#### SUPPLIED DATA:
□ □ □ □ □ □ □

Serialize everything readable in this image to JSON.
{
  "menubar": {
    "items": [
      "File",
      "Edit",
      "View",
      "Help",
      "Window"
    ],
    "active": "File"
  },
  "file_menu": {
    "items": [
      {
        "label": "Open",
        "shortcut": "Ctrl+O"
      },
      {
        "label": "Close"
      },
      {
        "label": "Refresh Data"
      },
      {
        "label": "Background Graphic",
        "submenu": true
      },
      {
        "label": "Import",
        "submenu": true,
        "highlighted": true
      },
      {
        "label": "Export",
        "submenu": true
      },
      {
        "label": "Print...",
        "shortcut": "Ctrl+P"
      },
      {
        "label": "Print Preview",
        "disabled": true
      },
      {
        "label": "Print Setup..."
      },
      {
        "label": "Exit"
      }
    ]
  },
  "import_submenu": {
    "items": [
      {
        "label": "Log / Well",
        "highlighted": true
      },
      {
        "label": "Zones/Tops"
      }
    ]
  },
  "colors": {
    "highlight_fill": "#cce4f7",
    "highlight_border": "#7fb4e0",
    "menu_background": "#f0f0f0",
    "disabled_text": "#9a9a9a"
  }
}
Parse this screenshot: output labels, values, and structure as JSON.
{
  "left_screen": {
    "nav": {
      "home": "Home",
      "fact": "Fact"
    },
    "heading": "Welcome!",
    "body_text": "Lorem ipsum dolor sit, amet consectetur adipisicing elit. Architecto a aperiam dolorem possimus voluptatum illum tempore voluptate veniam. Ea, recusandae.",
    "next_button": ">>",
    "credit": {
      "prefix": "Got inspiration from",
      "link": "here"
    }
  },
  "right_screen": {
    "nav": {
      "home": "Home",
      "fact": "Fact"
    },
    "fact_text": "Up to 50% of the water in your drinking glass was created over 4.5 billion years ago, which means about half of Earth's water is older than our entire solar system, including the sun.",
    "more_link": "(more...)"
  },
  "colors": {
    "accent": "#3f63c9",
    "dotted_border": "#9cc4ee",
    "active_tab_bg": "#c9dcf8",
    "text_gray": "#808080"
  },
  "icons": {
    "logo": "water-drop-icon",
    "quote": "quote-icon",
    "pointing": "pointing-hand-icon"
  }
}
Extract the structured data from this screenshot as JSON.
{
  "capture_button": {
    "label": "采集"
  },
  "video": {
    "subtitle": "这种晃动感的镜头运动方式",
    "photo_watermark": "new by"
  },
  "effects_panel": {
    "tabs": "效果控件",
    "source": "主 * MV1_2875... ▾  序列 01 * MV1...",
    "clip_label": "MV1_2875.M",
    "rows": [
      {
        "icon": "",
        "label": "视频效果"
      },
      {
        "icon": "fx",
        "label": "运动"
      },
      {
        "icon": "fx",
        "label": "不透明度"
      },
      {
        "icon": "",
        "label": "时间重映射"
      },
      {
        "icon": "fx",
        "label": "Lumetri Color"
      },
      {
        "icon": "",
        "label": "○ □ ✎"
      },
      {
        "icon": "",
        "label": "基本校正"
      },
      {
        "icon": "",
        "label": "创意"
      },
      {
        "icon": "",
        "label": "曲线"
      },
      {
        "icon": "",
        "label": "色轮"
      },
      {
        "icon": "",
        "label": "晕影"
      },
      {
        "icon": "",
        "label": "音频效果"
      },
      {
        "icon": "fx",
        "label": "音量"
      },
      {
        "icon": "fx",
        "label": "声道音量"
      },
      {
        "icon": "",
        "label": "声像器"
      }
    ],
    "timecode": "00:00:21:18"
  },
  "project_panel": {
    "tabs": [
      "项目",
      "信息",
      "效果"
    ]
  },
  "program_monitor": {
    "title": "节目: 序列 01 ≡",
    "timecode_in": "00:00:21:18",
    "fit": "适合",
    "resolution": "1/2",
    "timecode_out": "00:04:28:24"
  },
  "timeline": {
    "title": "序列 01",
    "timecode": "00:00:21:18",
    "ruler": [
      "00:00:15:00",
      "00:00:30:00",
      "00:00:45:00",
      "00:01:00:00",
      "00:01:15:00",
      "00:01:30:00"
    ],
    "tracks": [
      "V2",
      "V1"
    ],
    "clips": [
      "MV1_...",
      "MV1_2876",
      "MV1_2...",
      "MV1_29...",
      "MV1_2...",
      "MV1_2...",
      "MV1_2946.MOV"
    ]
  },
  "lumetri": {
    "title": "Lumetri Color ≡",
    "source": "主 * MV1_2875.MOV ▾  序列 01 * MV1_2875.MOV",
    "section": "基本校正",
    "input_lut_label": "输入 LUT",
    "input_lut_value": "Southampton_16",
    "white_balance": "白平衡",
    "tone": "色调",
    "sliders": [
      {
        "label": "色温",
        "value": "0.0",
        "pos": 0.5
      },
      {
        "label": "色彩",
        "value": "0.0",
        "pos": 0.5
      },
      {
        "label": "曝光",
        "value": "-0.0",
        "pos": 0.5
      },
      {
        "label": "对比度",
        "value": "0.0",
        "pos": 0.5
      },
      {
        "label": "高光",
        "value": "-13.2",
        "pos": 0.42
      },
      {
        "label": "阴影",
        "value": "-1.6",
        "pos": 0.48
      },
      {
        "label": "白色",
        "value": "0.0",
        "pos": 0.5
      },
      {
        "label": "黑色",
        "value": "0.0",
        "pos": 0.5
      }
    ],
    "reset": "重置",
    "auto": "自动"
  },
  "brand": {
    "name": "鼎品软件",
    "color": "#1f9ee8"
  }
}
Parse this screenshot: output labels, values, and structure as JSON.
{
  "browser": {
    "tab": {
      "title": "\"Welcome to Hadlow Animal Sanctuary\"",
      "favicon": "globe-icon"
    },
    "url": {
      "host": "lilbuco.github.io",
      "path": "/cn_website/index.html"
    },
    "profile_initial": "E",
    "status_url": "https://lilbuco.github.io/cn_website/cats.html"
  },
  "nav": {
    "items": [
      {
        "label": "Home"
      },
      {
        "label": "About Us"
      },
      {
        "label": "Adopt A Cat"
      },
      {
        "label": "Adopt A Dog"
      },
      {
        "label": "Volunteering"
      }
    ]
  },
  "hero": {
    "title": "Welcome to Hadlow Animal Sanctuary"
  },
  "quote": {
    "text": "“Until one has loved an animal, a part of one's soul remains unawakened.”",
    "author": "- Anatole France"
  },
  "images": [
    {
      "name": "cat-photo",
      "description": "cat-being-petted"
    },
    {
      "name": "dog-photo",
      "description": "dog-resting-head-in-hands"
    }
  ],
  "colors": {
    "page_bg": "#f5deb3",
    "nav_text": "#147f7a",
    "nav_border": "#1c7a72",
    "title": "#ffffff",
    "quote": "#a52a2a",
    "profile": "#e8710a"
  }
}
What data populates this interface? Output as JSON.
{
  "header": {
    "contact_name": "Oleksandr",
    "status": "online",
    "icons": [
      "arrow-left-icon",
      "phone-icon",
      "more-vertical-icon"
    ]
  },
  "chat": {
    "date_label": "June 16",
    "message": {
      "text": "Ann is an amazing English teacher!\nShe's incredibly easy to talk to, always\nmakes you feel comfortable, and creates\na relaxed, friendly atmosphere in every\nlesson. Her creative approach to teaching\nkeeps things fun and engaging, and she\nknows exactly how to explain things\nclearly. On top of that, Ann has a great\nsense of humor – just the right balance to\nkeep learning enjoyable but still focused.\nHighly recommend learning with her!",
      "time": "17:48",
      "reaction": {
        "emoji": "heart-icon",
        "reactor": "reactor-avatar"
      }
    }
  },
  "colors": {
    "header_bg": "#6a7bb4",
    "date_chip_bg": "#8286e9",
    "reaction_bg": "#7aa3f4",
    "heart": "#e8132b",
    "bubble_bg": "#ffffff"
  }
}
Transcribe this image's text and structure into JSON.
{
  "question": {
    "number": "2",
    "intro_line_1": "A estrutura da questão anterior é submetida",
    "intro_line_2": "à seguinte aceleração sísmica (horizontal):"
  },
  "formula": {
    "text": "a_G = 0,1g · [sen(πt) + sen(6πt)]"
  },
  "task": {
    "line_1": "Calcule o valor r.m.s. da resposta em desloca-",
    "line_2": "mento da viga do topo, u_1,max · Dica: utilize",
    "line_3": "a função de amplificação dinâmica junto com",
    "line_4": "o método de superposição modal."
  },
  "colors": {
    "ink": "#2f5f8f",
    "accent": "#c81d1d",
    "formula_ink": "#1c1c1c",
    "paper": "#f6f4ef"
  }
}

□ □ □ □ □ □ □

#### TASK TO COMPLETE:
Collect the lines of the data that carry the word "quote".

#### SOLUTION FOR THIS EXERCISE:
    "quote": "quote-icon",
  "quote": {
    "quote": "#a52a2a",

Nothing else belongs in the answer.